Excerpt: The Panasonic Lumix DMC-G3 (priced from $599) is a compact, SLR-styled mirrorless interchangeable lens camera that uses the Micro Four Thirds standard. It's the follow-up to the DMC-G2, and its biggest changes include an even smaller body, a new Live MOS sensor and image processor, faster autofocus performance, and Full HD video recording.
Summary: It sports an excellent touch-screen interface, backed-up by a selection of physical buttons for those who prefer traditional controls. The contrast-based AF system is very snappy, giving the camera a very responsive feel which pans the Live View handling on most DSLRs. And last but by no means least, the image and video quality is right up there with the best APS-C DSLRs.
Pros: Great image quality which matches APS-C DSLRs., Articulated touch-screen with tap-focusing., HD video with quiet and fairly quick continuous AF., Very fast AF and face detection. Ideal portrait camera.
Cons: Slow continuous shooting when continuous AF is enabled., Live view not available during continuous bursts above 3fps., Traditional DSLRs better for low light or fast action photography., No external microphone input or manual movie exposures.
Summary: I've had the good fortune to review a number of the new mirrorless interchangeable lens cameras as they appeared - Sony's NEX 5 , the Samsung NX10 , Panasonic's GF1 and GF2 , and now the G3. Mirrorless interchangeables are an exciting new breed, and it's always a treat to get my hands on one and see where the technology has advanced to.

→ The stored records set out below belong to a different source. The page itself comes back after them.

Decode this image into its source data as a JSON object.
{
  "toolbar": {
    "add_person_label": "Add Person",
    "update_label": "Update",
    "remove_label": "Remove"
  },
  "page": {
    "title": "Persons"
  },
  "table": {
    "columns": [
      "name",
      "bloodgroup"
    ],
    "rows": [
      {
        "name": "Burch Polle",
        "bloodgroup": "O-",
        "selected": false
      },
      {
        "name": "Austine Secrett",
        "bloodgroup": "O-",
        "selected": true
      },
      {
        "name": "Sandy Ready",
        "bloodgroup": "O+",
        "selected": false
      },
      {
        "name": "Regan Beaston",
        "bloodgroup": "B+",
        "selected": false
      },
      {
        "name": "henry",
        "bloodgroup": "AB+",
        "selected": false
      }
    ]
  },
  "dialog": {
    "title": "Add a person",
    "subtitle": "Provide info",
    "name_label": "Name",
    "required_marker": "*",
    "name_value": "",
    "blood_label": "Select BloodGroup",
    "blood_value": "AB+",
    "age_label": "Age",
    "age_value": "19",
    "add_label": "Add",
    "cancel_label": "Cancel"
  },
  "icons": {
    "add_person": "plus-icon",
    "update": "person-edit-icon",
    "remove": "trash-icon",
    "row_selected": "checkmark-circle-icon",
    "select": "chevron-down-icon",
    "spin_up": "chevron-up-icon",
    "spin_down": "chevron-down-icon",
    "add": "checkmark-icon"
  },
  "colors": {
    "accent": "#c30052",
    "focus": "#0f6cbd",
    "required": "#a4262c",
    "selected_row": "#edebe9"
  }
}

Pros: Small size and weight, Very good still image quality, Very good video performance, Quick shutter and AF acquisition times
Cons: Low battery life, Compact digital flash recycle time, Near overall DSLR performance at DSLR price